At any given time I’ve got at least ten horses in the barn of my own, that’s including my hardcore competition horses and the babies I’m just bringing up. I’ve been doing this a long time, and I’ve done a lot of different things when it comes to supplements over the years. When I started out, I didn’t believe in giving my horses anything unless I really had to, but I’ve pretty much done a 180 on that over the years. Right now, all of my horses get joint support, even the three year olds, this is something I feel really strongly about. I feel like when you start giving them help early on, they have longer careers and perform better; that’s just been my experience. A few of them get digestion support, a couple get calming supplements, a couple of the mares get stuff designed just for them (ladies usually do), and I use a feed through wormer because it’s just easier than paste. I’ve been able to keep horses that would probably be arthritic or dealing with ulcers healthy, and I think that’s because we supplement.

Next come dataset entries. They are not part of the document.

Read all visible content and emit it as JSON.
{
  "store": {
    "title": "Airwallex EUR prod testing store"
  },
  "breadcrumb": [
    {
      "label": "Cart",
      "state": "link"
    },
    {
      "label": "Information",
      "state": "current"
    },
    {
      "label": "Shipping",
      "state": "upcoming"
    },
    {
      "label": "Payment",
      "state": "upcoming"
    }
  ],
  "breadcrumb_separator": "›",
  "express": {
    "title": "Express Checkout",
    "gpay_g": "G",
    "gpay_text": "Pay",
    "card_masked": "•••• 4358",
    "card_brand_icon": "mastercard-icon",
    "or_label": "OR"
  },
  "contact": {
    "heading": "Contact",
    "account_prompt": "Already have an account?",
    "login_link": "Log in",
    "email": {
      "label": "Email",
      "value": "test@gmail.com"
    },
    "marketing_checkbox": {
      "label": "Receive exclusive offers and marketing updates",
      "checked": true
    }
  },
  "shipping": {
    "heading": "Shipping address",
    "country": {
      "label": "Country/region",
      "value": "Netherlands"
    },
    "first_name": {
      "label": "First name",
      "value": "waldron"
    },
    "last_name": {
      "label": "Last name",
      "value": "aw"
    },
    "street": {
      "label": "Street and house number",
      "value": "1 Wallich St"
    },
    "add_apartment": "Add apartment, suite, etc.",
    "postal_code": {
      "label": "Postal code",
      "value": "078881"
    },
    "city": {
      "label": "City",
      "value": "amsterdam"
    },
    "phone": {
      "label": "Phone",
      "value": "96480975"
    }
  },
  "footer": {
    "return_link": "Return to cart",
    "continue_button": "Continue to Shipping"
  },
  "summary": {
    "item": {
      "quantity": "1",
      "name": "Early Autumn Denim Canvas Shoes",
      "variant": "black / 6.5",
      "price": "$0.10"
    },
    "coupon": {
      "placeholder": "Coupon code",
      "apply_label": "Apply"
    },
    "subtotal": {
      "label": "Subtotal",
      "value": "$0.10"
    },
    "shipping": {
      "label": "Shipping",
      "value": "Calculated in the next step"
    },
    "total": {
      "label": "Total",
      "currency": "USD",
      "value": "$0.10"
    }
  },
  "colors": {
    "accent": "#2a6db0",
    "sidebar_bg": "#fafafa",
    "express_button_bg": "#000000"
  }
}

– Cosequin ASU (Joint Support)
– TractGuard (Digestion)
– Strongid (Daily Wormer)
– Grand Calm (Calming Supplement)
– Mare Magic (Mare Supplement)
– Select Brand MSM (Inflamation)

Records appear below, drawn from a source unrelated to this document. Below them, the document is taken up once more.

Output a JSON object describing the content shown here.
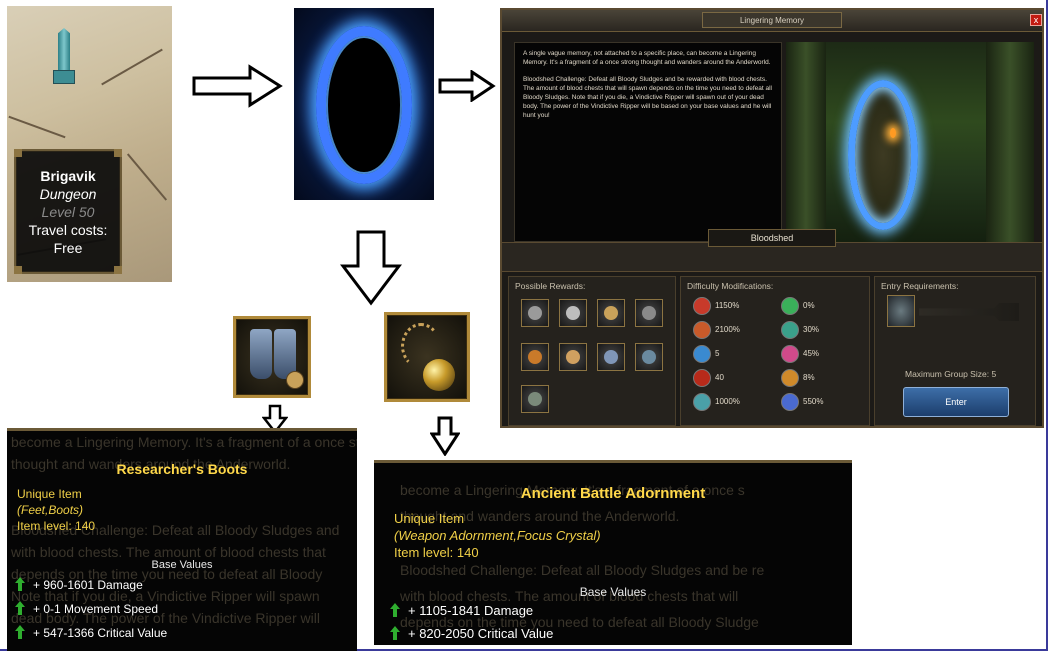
{
  "map": {
    "location_name": "Brigavik",
    "location_type": "Dungeon",
    "level": "Level 50",
    "travel_label": "Travel costs:",
    "travel_cost": "Free"
  },
  "window": {
    "title": "Lingering Memory",
    "close_glyph": "x",
    "description": [
      "A single vague memory, not attached to a specific place, can become a Lingering Memory. It's a fragment of a once strong thought and wanders around the Anderworld.",
      "Bloodshed Challenge: Defeat all Bloody Sludges and be rewarded with blood chests. The amount of blood chests that will spawn depends on the time you need to defeat all Bloody Sludges. Note that if you die, a Vindictive Ripper will spawn out of your dead body. The power of the Vindictive Ripper will be based on your base values and he will hunt you!"
    ],
    "mode_label": "Bloodshed",
    "rewards_title": "Possible Rewards:",
    "difficulty_title": "Difficulty Modifications:",
    "difficulty_values": [
      "1150%",
      "0%",
      "2100%",
      "30%",
      "5",
      "45%",
      "40",
      "8%",
      "1000%",
      "550%"
    ],
    "entry_title": "Entry Requirements:",
    "group_size": "Maximum Group Size: 5",
    "enter_label": "Enter"
  },
  "item1": {
    "name": "Researcher's Boots",
    "kind": "Unique Item",
    "type": "(Feet,Boots)",
    "level": "Item level: 140",
    "base_title": "Base Values",
    "stats": [
      "+ 960-1601 Damage",
      "+ 0-1 Movement Speed",
      "+ 547-1366 Critical Value"
    ],
    "ghost_text": [
      "become a Lingering Memory. It's a fragment of a once strong",
      "thought and wanders around the Anderworld.",
      "",
      "Bloodshed Challenge: Defeat all Bloody Sludges and",
      "with blood chests. The amount of blood chests that",
      "depends on the time you need to defeat all Bloody",
      "Note that if you die, a Vindictive Ripper will spawn",
      "dead body. The power of the Vindictive Ripper will"
    ]
  },
  "item2": {
    "name": "Ancient Battle Adornment",
    "kind": "Unique Item",
    "type": "(Weapon Adornment,Focus Crystal)",
    "level": "Item level: 140",
    "base_title": "Base Values",
    "stats": [
      "+ 1105-1841 Damage",
      "+ 820-2050 Critical Value"
    ],
    "ghost_text": [
      "become a Lingering Memory. It's a fragment of a once s",
      "thought and wanders around the Anderworld.",
      "",
      "Bloodshed Challenge: Defeat all Bloody Sludges and be re",
      "with blood chests. The amount of blood chests that will",
      "depends on the time you need to defeat all Bloody Sludge"
    ]
  },
  "colors": {
    "accent_gold": "#ffd84a",
    "arrow_up_green": "#2fae2f",
    "enter_blue": "#2a5a94",
    "close_red": "#c21a12"
  },
  "icons": [
    "obelisk-icon",
    "portal-icon",
    "boots-icon",
    "flail-icon",
    "arrow-right-icon",
    "arrow-down-icon",
    "stat-up-arrow-icon"
  ]
}
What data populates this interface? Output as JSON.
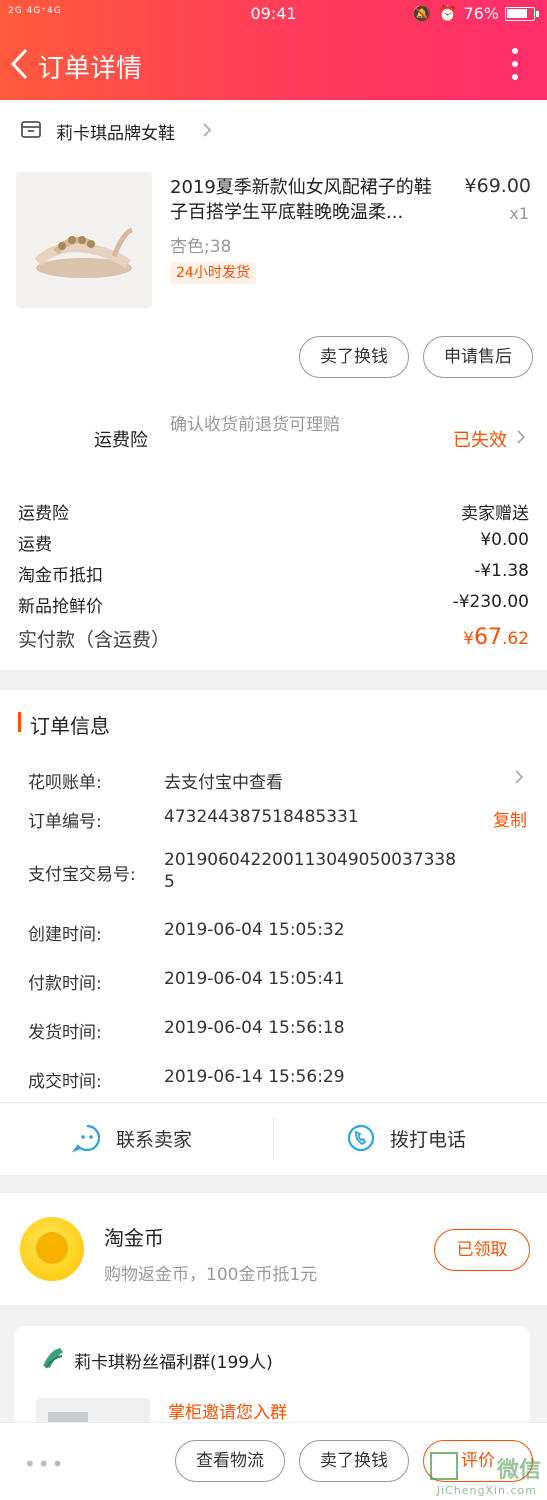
{
  "status": {
    "signal": "2G 4G⁺4G",
    "time": "09:41",
    "battery": "76%"
  },
  "header": {
    "title": "订单详情"
  },
  "shop": {
    "name": "莉卡琪品牌女鞋"
  },
  "product": {
    "title": "2019夏季新款仙女风配裙子的鞋子百搭学生平底鞋晚晚温柔...",
    "price": "¥69.00",
    "qty": "x1",
    "sku": "杏色;38",
    "tag": "24小时发货",
    "buttons": [
      "卖了换钱",
      "申请售后"
    ]
  },
  "insurance": {
    "label": "运费险",
    "desc": "确认收货前退货可理赔",
    "status": "已失效"
  },
  "fees": [
    {
      "label": "运费险",
      "value": "卖家赠送"
    },
    {
      "label": "运费",
      "value": "¥0.00"
    },
    {
      "label": "淘金币抵扣",
      "value": "-¥1.38"
    },
    {
      "label": "新品抢鲜价",
      "value": "-¥230.00"
    }
  ],
  "total": {
    "label": "实付款（含运费）",
    "currency": "¥",
    "int": "67",
    "dec": ".62"
  },
  "order_info": {
    "title": "订单信息",
    "copy": "复制",
    "rows": [
      {
        "label": "花呗账单:",
        "value": "去支付宝中查看"
      },
      {
        "label": "订单编号:",
        "value": "473244387518485331"
      },
      {
        "label": "支付宝交易号:",
        "value": "201906042200113049050037338",
        "value2": "5"
      },
      {
        "label": "创建时间:",
        "value": "2019-06-04 15:05:32"
      },
      {
        "label": "付款时间:",
        "value": "2019-06-04 15:05:41"
      },
      {
        "label": "发货时间:",
        "value": "2019-06-04 15:56:18"
      },
      {
        "label": "成交时间:",
        "value": "2019-06-14 15:56:29"
      }
    ]
  },
  "contact": {
    "seller": "联系卖家",
    "phone": "拨打电话"
  },
  "coin": {
    "title": "淘金币",
    "desc": "购物返金币，100金币抵1元",
    "button": "已领取"
  },
  "group": {
    "name": "莉卡琪粉丝福利群(199人)",
    "invite": "掌柜邀请您入群"
  },
  "bottom": {
    "dots": "•••",
    "buttons": [
      "查看物流",
      "卖了换钱",
      "评价"
    ]
  },
  "watermark": {
    "text": "微信",
    "sub": "JiChengXin.com"
  },
  "colors": {
    "accent": "#ff5000",
    "header_start": "#ff5a3c",
    "header_end": "#ff2d6a"
  }
}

Competitor – Disciplines: Team Roping
I’ve been rodeoing for years, and I’ve had a lot of horses that have made me a lot of money. I think it’s only fair that I use some of that money to keep my horses as healthy as I can. I also think most people overuse supplements; I know one lady who feeds her horse a mixture of different stuff three times a day, and it’s just crazy. My two horses I have right now are only on one supplement, and I think for now it does the trick, but if down the road they needed more I’d give it to them. I usually find the stuff that I use by asking around, it’s always worked for me. Supplements are good, but they don’t take the place of a good schooling program and good hands-on care.

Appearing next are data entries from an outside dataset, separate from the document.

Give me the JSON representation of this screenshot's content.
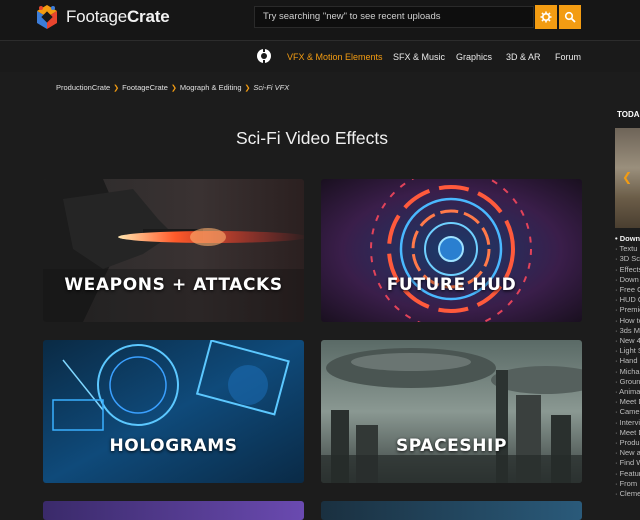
{
  "header": {
    "logo_text_light": "Footage",
    "logo_text_bold": "Crate",
    "search_placeholder": "Try searching \"new\" to see recent uploads",
    "settings_icon": "gear-icon",
    "search_icon": "search-icon",
    "accent": "#f39c12"
  },
  "nav": {
    "icon": "productioncrate-icon",
    "items": [
      "VFX & Motion Elements",
      "SFX & Music",
      "Graphics",
      "3D & AR",
      "Forum"
    ],
    "active_index": 0
  },
  "breadcrumb": [
    "ProductionCrate",
    "FootageCrate",
    "Mograph & Editing",
    "Sci-Fi VFX"
  ],
  "page_title": "Sci-Fi Video Effects",
  "tiles": [
    {
      "label": "WEAPONS + ATTACKS"
    },
    {
      "label": "FUTURE HUD"
    },
    {
      "label": "HOLOGRAMS"
    },
    {
      "label": "SPACESHIP"
    }
  ],
  "sidebar": {
    "heading": "TODA",
    "items": [
      "Down",
      "Textu",
      "3D Sc",
      "Effects",
      "Down",
      "Free C",
      "HUD C",
      "Premie",
      "How to",
      "3ds Ma",
      "New 4",
      "Light S",
      "Hand",
      "Micha",
      "Groun",
      "Anima",
      "Meet D",
      "Came",
      "Intervi",
      "Meet D",
      "Produ",
      "New a",
      "Find W",
      "Featur",
      "From",
      "Cleme"
    ]
  }
}
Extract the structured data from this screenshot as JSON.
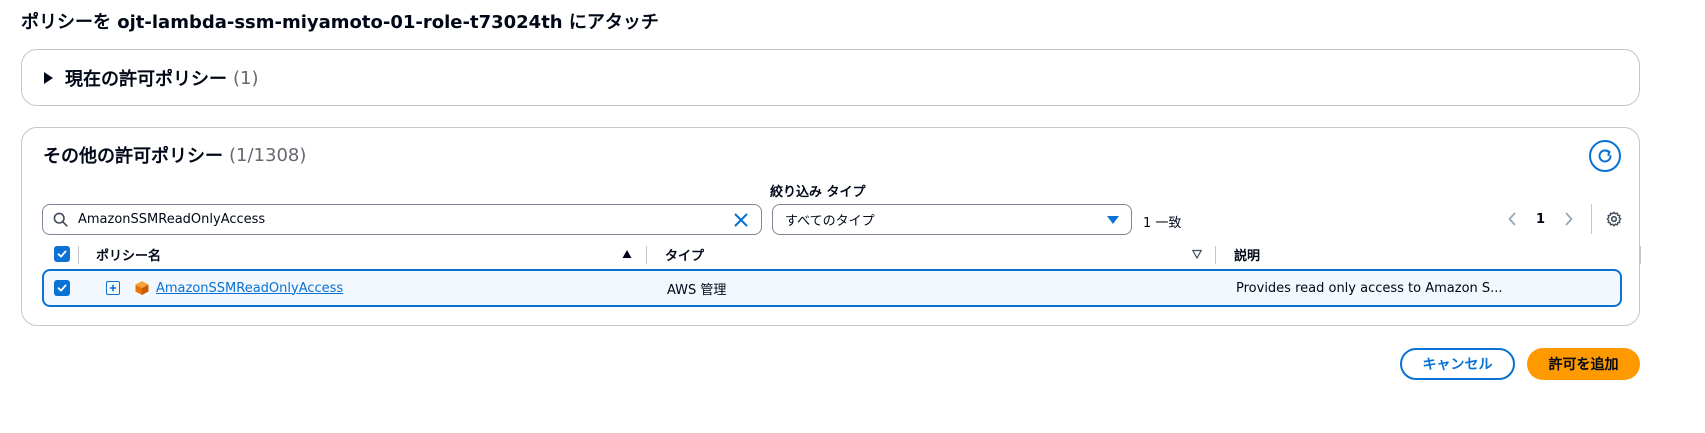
{
  "page": {
    "title": "ポリシーを ojt-lambda-ssm-miyamoto-01-role-t73024th にアタッチ"
  },
  "current_policies": {
    "heading": "現在の許可ポリシー",
    "count": "(1)"
  },
  "other_policies": {
    "heading": "その他の許可ポリシー",
    "count": "(1/1308)",
    "filter_type_label": "絞り込み タイプ",
    "search": {
      "value": "AmazonSSMReadOnlyAccess",
      "placeholder": "ポリシーを検索"
    },
    "type_select": {
      "selected": "すべてのタイプ"
    },
    "match_count": "1 一致",
    "pagination": {
      "current_page": "1"
    },
    "table": {
      "columns": [
        "ポリシー名",
        "タイプ",
        "説明"
      ],
      "rows": [
        {
          "name": "AmazonSSMReadOnlyAccess",
          "type": "AWS 管理",
          "description": "Provides read only access to Amazon S...",
          "selected": true
        }
      ]
    }
  },
  "actions": {
    "cancel_label": "キャンセル",
    "add_label": "許可を追加"
  },
  "colors": {
    "accent": "#0972d3",
    "primary_button": "#ff9900",
    "border": "#c6c6cd",
    "text": "#000716",
    "muted_text": "#656871",
    "aws_icon": "#ed7100"
  },
  "icons": {
    "expand": "caret-right-icon",
    "refresh": "refresh-icon",
    "search": "search-icon",
    "clear": "close-icon",
    "dropdown": "caret-down-icon",
    "prev": "chevron-left-icon",
    "next": "chevron-right-icon",
    "settings": "gear-icon",
    "sort_asc": "sort-ascending-icon",
    "sort": "sort-descending-icon",
    "checkbox": "checkbox-checked-icon",
    "expand_row": "plus-square-icon",
    "aws_managed": "aws-cube-icon"
  }
}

– Platinum Performance (General Supplement)
In speaking with all of these great horse people, the one thing that kept echoing in my mind was really what is best for the horse, which made me really happy. Everyone seemed very concerned that their horses receive the best nutrition possible. I also noticed that most people seem concerned mainly with joint support, digestive support and parasite control, with a little “calming” thrown into the mix. These are the areas that I, as a competitor, am most concerned with as well.
In the end, I think it comes down to a balanced, informed approach to horse health.
In the end, I think it comes down to a balanced, informed approach to horse health, and really the decisions on supplements are pretty personal. I give my reining mare support for her joints, digestion and tendons/ligaments; my favorite supplements are Cosequin ASU, SmartSox and Smart Digest Ultra, all purchased through www.smartpak.com , which seems to be the easiest and most cost effective way to feed what I like to feed. My trail horse, on the other hand, only gets a general vitamin supplement that I buy at the local feed store. I think it truly depends on how much you use your horse, what you do with your horse, and what you personally feel that your horse needs to be healthy and comfortable. I would, however, suggest that before choosing any supplement program, it’s a good idea to talk with your vet, if not only to help you avoid spending money where you don’t need to.